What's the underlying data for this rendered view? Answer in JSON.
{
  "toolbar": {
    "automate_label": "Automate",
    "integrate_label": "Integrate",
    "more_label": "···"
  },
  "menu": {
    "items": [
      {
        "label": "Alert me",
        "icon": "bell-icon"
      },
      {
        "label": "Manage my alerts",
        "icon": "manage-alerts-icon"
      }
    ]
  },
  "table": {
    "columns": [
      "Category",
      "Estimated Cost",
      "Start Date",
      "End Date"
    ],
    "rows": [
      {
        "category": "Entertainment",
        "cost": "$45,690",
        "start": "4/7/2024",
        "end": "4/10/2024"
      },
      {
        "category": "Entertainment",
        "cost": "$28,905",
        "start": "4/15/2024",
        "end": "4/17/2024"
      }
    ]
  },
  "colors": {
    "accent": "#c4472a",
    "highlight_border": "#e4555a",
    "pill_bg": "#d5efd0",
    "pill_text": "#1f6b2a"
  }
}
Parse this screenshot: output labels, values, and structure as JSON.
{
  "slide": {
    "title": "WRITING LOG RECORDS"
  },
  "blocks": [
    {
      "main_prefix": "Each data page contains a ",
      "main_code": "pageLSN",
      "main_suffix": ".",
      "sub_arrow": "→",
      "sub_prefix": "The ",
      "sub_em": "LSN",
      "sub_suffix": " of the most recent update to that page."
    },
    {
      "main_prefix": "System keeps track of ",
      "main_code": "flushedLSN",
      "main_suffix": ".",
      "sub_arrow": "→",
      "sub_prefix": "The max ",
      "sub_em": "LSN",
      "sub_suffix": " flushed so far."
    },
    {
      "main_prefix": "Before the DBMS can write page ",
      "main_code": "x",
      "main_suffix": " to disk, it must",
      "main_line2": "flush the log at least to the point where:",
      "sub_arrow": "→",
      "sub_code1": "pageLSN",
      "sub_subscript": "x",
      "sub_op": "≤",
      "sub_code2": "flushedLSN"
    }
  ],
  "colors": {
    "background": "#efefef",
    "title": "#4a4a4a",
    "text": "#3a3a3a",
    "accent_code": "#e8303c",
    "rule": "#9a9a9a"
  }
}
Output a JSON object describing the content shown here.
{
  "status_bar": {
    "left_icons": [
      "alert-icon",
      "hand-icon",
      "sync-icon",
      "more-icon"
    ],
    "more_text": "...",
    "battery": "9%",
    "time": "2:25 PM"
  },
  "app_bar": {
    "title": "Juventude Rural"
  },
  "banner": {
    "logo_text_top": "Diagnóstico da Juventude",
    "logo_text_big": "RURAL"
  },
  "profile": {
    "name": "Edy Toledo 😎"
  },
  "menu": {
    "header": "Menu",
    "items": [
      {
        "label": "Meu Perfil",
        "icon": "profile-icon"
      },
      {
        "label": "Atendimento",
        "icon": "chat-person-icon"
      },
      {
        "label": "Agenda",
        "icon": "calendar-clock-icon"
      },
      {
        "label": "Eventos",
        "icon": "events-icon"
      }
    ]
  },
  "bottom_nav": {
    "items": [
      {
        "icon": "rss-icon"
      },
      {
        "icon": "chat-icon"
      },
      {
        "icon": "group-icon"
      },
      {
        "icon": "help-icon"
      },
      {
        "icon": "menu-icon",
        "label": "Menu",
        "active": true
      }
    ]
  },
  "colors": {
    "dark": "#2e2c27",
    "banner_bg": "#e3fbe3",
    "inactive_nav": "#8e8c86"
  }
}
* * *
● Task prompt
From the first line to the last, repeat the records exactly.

● Reply to the exercise
What's the underlying data for this rendered view? Answer in JSON.
{
  "toolbar": {
    "automate_label": "Automate",
    "integrate_label": "Integrate",
    "more_label": "···"
  },
  "menu": {
    "items": [
      {
        "label": "Alert me",
        "icon": "bell-icon"
      },
      {
        "label": "Manage my alerts",
        "icon": "manage-alerts-icon"
      }
    ]
  },
  "table": {
    "columns": [
      "Category",
      "Estimated Cost",
      "Start Date",
      "End Date"
    ],
    "rows": [
      {
        "category": "Entertainment",
        "cost": "$45,690",
        "start": "4/7/2024",
        "end": "4/10/2024"
      },
      {
        "category": "Entertainment",
        "cost": "$28,905",
        "start": "4/15/2024",
        "end": "4/17/2024"
      }
    ]
  },
  "colors": {
    "accent": "#c4472a",
    "highlight_border": "#e4555a",
    "pill_bg": "#d5efd0",
    "pill_text": "#1f6b2a"
  }
}
Parse this screenshot: output labels, values, and structure as JSON.
{
  "slide": {
    "title": "WRITING LOG RECORDS"
  },
  "blocks": [
    {
      "main_prefix": "Each data page contains a ",
      "main_code": "pageLSN",
      "main_suffix": ".",
      "sub_arrow": "→",
      "sub_prefix": "The ",
      "sub_em": "LSN",
      "sub_suffix": " of the most recent update to that page."
    },
    {
      "main_prefix": "System keeps track of ",
      "main_code": "flushedLSN",
      "main_suffix": ".",
      "sub_arrow": "→",
      "sub_prefix": "The max ",
      "sub_em": "LSN",
      "sub_suffix": " flushed so far."
    },
    {
      "main_prefix": "Before the DBMS can write page ",
      "main_code": "x",
      "main_suffix": " to disk, it must",
      "main_line2": "flush the log at least to the point where:",
      "sub_arrow": "→",
      "sub_code1": "pageLSN",
      "sub_subscript": "x",
      "sub_op": "≤",
      "sub_code2": "flushedLSN"
    }
  ],
  "colors": {
    "background": "#efefef",
    "title": "#4a4a4a",
    "text": "#3a3a3a",
    "accent_code": "#e8303c",
    "rule": "#9a9a9a"
  }
}
Output a JSON object describing the content shown here.
{
  "status_bar": {
    "left_icons": [
      "alert-icon",
      "hand-icon",
      "sync-icon",
      "more-icon"
    ],
    "more_text": "...",
    "battery": "9%",
    "time": "2:25 PM"
  },
  "app_bar": {
    "title": "Juventude Rural"
  },
  "banner": {
    "logo_text_top": "Diagnóstico da Juventude",
    "logo_text_big": "RURAL"
  },
  "profile": {
    "name": "Edy Toledo 😎"
  },
  "menu": {
    "header": "Menu",
    "items": [
      {
        "label": "Meu Perfil",
        "icon": "profile-icon"
      },
      {
        "label": "Atendimento",
        "icon": "chat-person-icon"
      },
      {
        "label": "Agenda",
        "icon": "calendar-clock-icon"
      },
      {
        "label": "Eventos",
        "icon": "events-icon"
      }
    ]
  },
  "bottom_nav": {
    "items": [
      {
        "icon": "rss-icon"
      },
      {
        "icon": "chat-icon"
      },
      {
        "icon": "group-icon"
      },
      {
        "icon": "help-icon"
      },
      {
        "icon": "menu-icon",
        "label": "Menu",
        "active": true
      }
    ]
  },
  "colors": {
    "dark": "#2e2c27",
    "banner_bg": "#e3fbe3",
    "inactive_nav": "#8e8c86"
  }
}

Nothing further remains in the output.